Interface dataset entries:
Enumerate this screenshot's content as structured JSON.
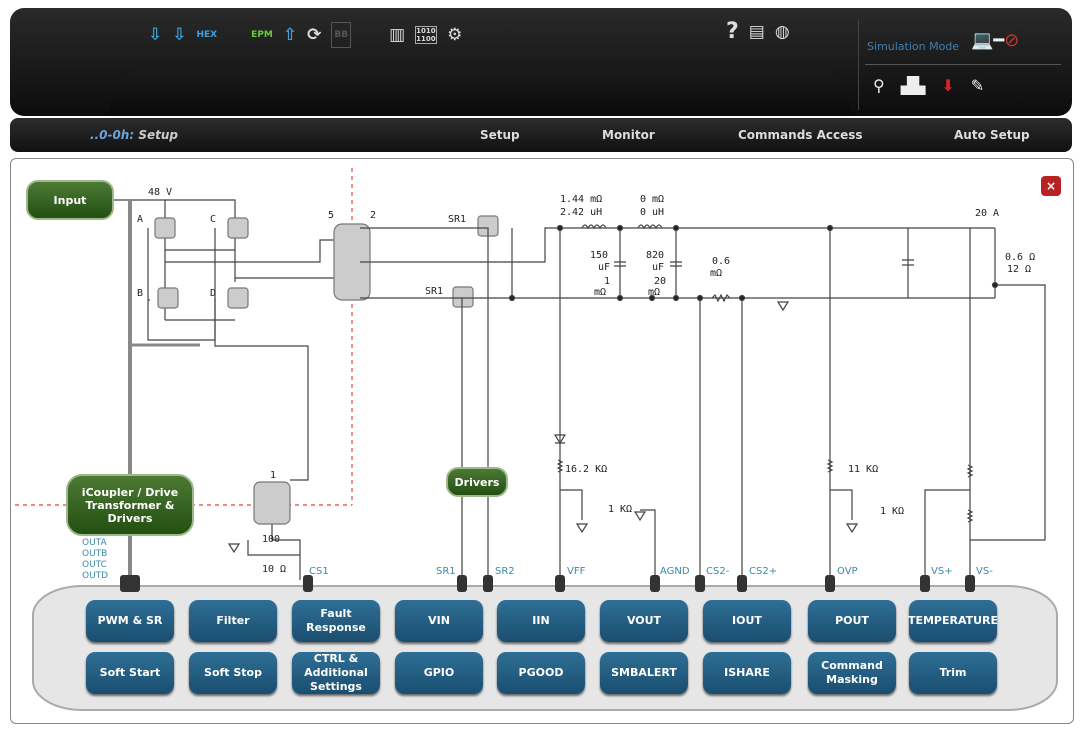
{
  "toolbar": {
    "icons": [
      "upload-icon",
      "download-icon",
      "hex-icon",
      "epm-icon",
      "stack-upload-icon",
      "refresh-icon",
      "bb-icon",
      "grid-icon",
      "binary-icon",
      "gear-icon",
      "help-icon",
      "document-icon",
      "globe-icon"
    ],
    "hex_label": "HEX",
    "epm_label": "EPM",
    "bb_label": "BB",
    "binary_label": "1010 1100",
    "help": "?"
  },
  "sim": {
    "label": "Simulation Mode",
    "tools": [
      "search-icon",
      "peak-icon",
      "import-icon",
      "pencil-icon"
    ]
  },
  "nav": {
    "crumb_prefix": "..0-0h:",
    "crumb": "Setup",
    "tabs": [
      "Setup",
      "Monitor",
      "Commands Access",
      "Auto Setup"
    ]
  },
  "schematic": {
    "input": "Input",
    "v48": "48 V",
    "A": "A",
    "B": "B",
    "C": "C",
    "D": "D",
    "t5": "5",
    "t2": "2",
    "sr1a": "SR1",
    "sr1b": "SR1",
    "l1r": "1.44 mΩ",
    "l1l": "2.42 uH",
    "l2r": "0 mΩ",
    "l2l": "0 uH",
    "c1": "150",
    "c1u": "uF",
    "r1": "1",
    "r1u": "mΩ",
    "c2": "820",
    "c2u": "uF",
    "r2": "20",
    "r2u": "mΩ",
    "rs": "0.6",
    "rsu": "mΩ",
    "iout": "20 A",
    "rl1": "0.6  Ω",
    "rl2": "12  Ω",
    "r16": "16.2 KΩ",
    "r1k": "1 KΩ",
    "r11": "11 KΩ",
    "r1k2": "1 KΩ",
    "ct": "1",
    "r100": "100",
    "r10": "10 Ω",
    "icoupler": "iCoupler / Drive Transformer & Drivers",
    "drivers": "Drivers",
    "outs": [
      "OUTA",
      "OUTB",
      "OUTC",
      "OUTD"
    ],
    "pins": [
      "CS1",
      "SR1",
      "SR2",
      "VFF",
      "AGND",
      "CS2-",
      "CS2+",
      "OVP",
      "VS+",
      "VS-"
    ],
    "close": "×"
  },
  "buttons": [
    [
      "PWM & SR",
      "Filter",
      "Fault Response",
      "VIN",
      "IIN",
      "VOUT",
      "IOUT",
      "POUT",
      "TEMPERATURE"
    ],
    [
      "Soft Start",
      "Soft Stop",
      "CTRL & Additional Settings",
      "GPIO",
      "PGOOD",
      "SMBALERT",
      "ISHARE",
      "Command Masking",
      "Trim"
    ]
  ]
}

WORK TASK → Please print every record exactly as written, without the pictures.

ANSWER SPACE →
Enumerate this screenshot's content as structured JSON.
{
  "toolbar": {
    "icons": [
      "upload-icon",
      "download-icon",
      "hex-icon",
      "epm-icon",
      "stack-upload-icon",
      "refresh-icon",
      "bb-icon",
      "grid-icon",
      "binary-icon",
      "gear-icon",
      "help-icon",
      "document-icon",
      "globe-icon"
    ],
    "hex_label": "HEX",
    "epm_label": "EPM",
    "bb_label": "BB",
    "binary_label": "1010 1100",
    "help": "?"
  },
  "sim": {
    "label": "Simulation Mode",
    "tools": [
      "search-icon",
      "peak-icon",
      "import-icon",
      "pencil-icon"
    ]
  },
  "nav": {
    "crumb_prefix": "..0-0h:",
    "crumb": "Setup",
    "tabs": [
      "Setup",
      "Monitor",
      "Commands Access",
      "Auto Setup"
    ]
  },
  "schematic": {
    "input": "Input",
    "v48": "48 V",
    "A": "A",
    "B": "B",
    "C": "C",
    "D": "D",
    "t5": "5",
    "t2": "2",
    "sr1a": "SR1",
    "sr1b": "SR1",
    "l1r": "1.44 mΩ",
    "l1l": "2.42 uH",
    "l2r": "0 mΩ",
    "l2l": "0 uH",
    "c1": "150",
    "c1u": "uF",
    "r1": "1",
    "r1u": "mΩ",
    "c2": "820",
    "c2u": "uF",
    "r2": "20",
    "r2u": "mΩ",
    "rs": "0.6",
    "rsu": "mΩ",
    "iout": "20 A",
    "rl1": "0.6  Ω",
    "rl2": "12  Ω",
    "r16": "16.2 KΩ",
    "r1k": "1 KΩ",
    "r11": "11 KΩ",
    "r1k2": "1 KΩ",
    "ct": "1",
    "r100": "100",
    "r10": "10 Ω",
    "icoupler": "iCoupler / Drive Transformer & Drivers",
    "drivers": "Drivers",
    "outs": [
      "OUTA",
      "OUTB",
      "OUTC",
      "OUTD"
    ],
    "pins": [
      "CS1",
      "SR1",
      "SR2",
      "VFF",
      "AGND",
      "CS2-",
      "CS2+",
      "OVP",
      "VS+",
      "VS-"
    ],
    "close": "×"
  },
  "buttons": [
    [
      "PWM & SR",
      "Filter",
      "Fault Response",
      "VIN",
      "IIN",
      "VOUT",
      "IOUT",
      "POUT",
      "TEMPERATURE"
    ],
    [
      "Soft Start",
      "Soft Stop",
      "CTRL & Additional Settings",
      "GPIO",
      "PGOOD",
      "SMBALERT",
      "ISHARE",
      "Command Masking",
      "Trim"
    ]
  ]
}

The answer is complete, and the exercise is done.